The landlord has a responsibility to make sure that your rental property is free from any pests or infestations. There are a number of steps that a landlord can take to ensure that the property is free of the above before a property is rented out. It is the tenant’s responsibility to continue to keep a house clean and tidy and keep it in a condition that will deter pests or an infestation.
The landlord has the responsibility of maintaining good relations with neighbouring properties. By the term quiet we mean that there must be space for you to have a reasonable amount of space, comfort and privacy. The tenant’s responsibility is to make sure that they conduct themselves in an appropriate manner and also respect neighbouring properties, in simple terms, treat the property as if it was their own.
Bylaws / Laws
The landlord has to make sure that he/she provides the tenant with a safe home. They must ensure that all local laws and bylaws are adhered to and supply any information that the tenant may need. The tenant responsibility is to make sure that whilst they are resident, that they also keep within the laws stated.
Checking and Inspections
A landlord needs to give notice for an inspection. Before you move in it is worth taking pictures of the property in its original state and share these with the landlord. The landlord has the right to take pictures of their property as long as they don’t take pictures of your belongings. A landlord needs to give a minimum of 48 hours’ notice and they have to visit the property between the hours of 8am and 7pm. Landlords are only allowed to visit once in a four-week period. If the landlord or tenant notices that something is broken, damaged or needs fixing, they will have to agree a date to fix the issue. If inspection is required after the issue, 48 hours’ notice still needs to be given.
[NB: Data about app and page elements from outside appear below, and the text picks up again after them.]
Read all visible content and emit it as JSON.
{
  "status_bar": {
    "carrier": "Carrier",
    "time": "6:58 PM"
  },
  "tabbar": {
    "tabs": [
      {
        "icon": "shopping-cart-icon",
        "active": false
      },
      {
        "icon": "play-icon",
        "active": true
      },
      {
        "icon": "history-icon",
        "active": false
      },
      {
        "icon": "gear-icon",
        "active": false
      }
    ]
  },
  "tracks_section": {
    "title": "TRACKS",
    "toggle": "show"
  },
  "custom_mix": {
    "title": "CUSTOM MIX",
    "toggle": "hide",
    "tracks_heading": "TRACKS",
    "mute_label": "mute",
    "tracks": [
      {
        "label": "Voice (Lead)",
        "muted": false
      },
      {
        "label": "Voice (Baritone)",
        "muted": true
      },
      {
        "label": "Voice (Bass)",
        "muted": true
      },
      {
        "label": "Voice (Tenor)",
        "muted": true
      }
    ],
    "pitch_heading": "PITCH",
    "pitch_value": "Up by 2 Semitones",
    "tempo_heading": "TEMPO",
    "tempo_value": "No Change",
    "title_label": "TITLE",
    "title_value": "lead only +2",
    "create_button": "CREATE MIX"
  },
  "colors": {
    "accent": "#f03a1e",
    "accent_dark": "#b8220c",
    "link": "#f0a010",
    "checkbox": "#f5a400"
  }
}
As mentioned above, a landlord has the right to inspect the property as he owns it, but at the same time the landlord must respect a tenant’s privacy as they are residing in the property. As long as the landlord gives the correct amount of notice time and gains permission from the tenant, he is able to enter the property. The landlord can also enter the property in the case of an emergency such as a fire or a flood. If a landlord is fixing something that has been previously agreed on, a tenant must have been given 24 hours’ notice for essential maintenance repairs. Cosmetic changes should be done at a mutually agreed time.
The landlord and tenant relationship can work hand oi hand as long as both parties stick to the guidelines that have been set out. There should be no need for any problems to arise as long as both parties are fully aware and respect what is expected of each other.